Saints of the Day – Nicholas I, Pope

Pope Saint Nicholas IArticle

Born in Rome between 819-822; died there in 867. Born into a distinguished Roman family, Nicholas served in the Curia under Pope Sergius II, became a deacon under Pope Leo IV, and was a trusted adviser to Pope Benedict III. Nicholas was elected bishop of Rome on April 22, 858, while still a deacon, and occupied the see with distinguished courage and energy for nine troubled years. Among the matters with which he had to deal was the long dispute about the patriarchal see of Constantinople, the turbulence of Archbishop John of Ravenna and the ambition of Hincmar of Rheims, in addition to the matrimonial troubles of several important persons. He insisted on the sanctity and indissolubility of marriage, despite the threat of the invasion of Rome, when he denounced the bigamous marriage of the emperor’s nephew, King Lothair II of Lorraine. This precipitated a struggle during which Nicholas deposed two German archbishops and Lothair’s army threatened Rome.

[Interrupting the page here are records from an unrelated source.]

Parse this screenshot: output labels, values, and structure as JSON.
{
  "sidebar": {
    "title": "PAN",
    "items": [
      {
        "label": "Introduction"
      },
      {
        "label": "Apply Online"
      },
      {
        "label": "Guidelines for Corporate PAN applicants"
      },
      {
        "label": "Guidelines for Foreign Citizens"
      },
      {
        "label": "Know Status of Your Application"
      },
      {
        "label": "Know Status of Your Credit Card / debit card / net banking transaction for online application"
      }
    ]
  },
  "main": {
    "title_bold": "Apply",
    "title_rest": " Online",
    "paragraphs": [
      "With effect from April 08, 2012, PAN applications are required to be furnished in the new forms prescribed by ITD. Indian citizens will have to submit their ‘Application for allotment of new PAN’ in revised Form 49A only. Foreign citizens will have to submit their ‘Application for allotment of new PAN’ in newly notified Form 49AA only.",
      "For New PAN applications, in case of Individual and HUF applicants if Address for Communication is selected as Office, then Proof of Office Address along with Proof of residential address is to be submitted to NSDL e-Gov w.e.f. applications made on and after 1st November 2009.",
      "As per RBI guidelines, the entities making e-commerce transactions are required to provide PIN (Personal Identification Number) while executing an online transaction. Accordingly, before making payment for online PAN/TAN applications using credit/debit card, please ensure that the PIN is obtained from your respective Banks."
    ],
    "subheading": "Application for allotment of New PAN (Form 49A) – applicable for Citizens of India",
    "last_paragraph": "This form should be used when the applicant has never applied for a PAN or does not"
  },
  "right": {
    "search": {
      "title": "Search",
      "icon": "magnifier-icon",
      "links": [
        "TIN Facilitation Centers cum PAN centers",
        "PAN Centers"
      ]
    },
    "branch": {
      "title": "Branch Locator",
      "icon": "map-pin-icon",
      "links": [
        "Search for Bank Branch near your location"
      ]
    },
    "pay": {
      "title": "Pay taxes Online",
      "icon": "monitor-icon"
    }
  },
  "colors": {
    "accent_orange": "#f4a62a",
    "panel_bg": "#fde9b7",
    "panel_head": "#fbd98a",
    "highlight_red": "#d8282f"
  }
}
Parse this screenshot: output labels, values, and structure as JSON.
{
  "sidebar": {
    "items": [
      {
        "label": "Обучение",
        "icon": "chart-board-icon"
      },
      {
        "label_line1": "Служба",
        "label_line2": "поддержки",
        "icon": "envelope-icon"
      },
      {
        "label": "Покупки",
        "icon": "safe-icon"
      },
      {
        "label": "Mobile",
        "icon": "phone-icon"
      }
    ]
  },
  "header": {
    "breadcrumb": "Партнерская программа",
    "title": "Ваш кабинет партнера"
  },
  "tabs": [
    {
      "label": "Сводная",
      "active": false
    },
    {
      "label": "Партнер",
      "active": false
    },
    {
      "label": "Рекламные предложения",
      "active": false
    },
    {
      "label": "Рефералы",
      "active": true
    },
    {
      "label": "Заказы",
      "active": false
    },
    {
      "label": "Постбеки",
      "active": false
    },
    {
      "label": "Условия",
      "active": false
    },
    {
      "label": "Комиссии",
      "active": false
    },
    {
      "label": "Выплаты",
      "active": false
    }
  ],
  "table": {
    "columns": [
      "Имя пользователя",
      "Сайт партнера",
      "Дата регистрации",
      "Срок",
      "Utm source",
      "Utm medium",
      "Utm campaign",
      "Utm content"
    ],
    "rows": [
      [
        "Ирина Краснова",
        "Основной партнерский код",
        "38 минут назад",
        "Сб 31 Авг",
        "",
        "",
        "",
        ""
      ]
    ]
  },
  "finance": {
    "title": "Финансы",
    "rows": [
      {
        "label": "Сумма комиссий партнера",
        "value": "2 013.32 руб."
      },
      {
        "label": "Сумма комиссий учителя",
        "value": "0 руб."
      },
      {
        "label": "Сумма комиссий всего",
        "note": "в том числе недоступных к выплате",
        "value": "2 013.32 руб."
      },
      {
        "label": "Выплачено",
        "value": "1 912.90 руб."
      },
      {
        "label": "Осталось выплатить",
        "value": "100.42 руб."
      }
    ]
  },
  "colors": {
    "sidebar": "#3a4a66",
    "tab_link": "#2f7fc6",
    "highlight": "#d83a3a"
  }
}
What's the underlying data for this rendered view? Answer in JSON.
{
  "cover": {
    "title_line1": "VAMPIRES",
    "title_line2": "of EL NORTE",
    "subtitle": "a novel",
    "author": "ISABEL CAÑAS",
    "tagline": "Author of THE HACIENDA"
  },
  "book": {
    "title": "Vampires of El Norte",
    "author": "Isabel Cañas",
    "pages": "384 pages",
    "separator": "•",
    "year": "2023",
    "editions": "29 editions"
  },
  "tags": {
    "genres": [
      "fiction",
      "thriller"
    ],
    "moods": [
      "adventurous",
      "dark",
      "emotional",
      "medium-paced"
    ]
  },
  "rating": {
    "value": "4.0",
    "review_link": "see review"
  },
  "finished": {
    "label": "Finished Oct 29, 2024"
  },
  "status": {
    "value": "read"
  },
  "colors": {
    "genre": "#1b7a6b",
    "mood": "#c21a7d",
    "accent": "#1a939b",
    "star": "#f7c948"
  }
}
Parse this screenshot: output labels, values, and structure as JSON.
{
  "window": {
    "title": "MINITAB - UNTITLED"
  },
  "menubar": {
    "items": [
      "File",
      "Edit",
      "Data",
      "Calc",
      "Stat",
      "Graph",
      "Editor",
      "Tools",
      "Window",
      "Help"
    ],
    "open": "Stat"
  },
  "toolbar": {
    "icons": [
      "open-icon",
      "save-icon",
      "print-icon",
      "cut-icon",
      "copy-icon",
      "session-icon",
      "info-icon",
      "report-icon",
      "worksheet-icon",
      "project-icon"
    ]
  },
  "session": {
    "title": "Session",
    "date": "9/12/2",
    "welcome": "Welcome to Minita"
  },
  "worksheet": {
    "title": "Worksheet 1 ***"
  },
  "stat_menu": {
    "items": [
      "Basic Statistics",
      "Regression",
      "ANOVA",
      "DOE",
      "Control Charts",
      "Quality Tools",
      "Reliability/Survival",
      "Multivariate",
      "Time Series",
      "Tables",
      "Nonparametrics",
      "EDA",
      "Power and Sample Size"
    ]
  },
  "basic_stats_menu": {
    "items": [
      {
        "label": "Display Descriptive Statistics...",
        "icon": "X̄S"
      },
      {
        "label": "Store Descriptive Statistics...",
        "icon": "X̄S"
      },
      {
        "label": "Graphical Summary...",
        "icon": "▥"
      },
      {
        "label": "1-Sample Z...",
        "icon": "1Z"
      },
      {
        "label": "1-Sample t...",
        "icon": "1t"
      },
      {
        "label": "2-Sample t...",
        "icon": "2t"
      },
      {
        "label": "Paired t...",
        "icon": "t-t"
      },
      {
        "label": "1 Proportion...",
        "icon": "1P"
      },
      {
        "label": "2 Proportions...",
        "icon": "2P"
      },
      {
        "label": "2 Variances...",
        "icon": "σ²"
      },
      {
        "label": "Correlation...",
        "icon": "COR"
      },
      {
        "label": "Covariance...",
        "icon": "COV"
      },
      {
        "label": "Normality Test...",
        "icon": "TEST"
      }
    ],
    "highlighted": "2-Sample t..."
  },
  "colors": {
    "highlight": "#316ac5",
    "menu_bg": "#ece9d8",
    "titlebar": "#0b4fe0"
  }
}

He also insisted on the freedom to marry when he forced King Charles the Bald of Burgundy to accept the marriage of his daughter Judith to Baldwin of Flanders without the king’s consent and compelled the Frankish bishops to withdraw the excommunication they had imposed on her for marrying without her father’s consent.

In 861 Nicholas compelled Archbishop Hincmar of Rheims to accept papal appellate jurisdiction in important cases when he obliged Hincmar to restore Bishop Rothad of Soissons, whom he had deposed.

Twice he excommunicated recalcitrant and powerful Archbishop John of Ravenna, who counted on imperial support, for infringing on the rights of the Holy See and for abuses of his office, and made him submit to papal authority.

Nicholas was also involved in controversy with Constantinople throughout his pontificate over the illegal deposition of Ignatius and the appointment of Photius as patriarch of Constantinople by Emperor Michael III. Nicholas excommunicated Michael in 863; the matter was not finally resolved until newly crowned Emperor Basil I expelled Photius, who had declared the pope deposed, on the day Nicholas died.

Faced by disorder or scandal, Nicholas could not rest until he had dealt with it; but he sometimes invoked the aid of persons considerably less moderate and reasonable than himself.

He encouraged missionary activities, sending Saint Anskar as papal missionary to Scandinavia and bringing about the conversion of Bulgaria with missionaries he sent there. A letter (Responsa Nicolai ad consulta Bulgarum) he sent to the newly baptized Khan Boris of the Bulgars has been characterized as ‘a masterpiece of pastoral wisdom and one of the finest documents of the history of the papacy.’ The letter summarizes Christian faith and discipline.

A champion of papal primacy and the ascendancy of the Church over emperors, kings, and other secular authorities in matters concerning the Church, he was responsible for restoring the papacy to the highest prestige.

Nicholas’s generosity made him beloved by the people and his defense of justice and virtue earned the respect of his contemporaries generally. He was famous for the reforms he instituted among the clergy and laity, was a patron of the arts and learning, and was a man of the highest personal integrity. Saint Nicholas is one of the three popes to whom the epithet ‘the Great’ is given (Saint Leo I and Saint Gregory I being the other two) (Attwater, Benedictines, Delaney).

MLA Citation

  • Katherine I Rabenstein. Saints of the Day, 1998. CatholicSaints.Info. 11 August 2020. Web. 5 December 2020. <>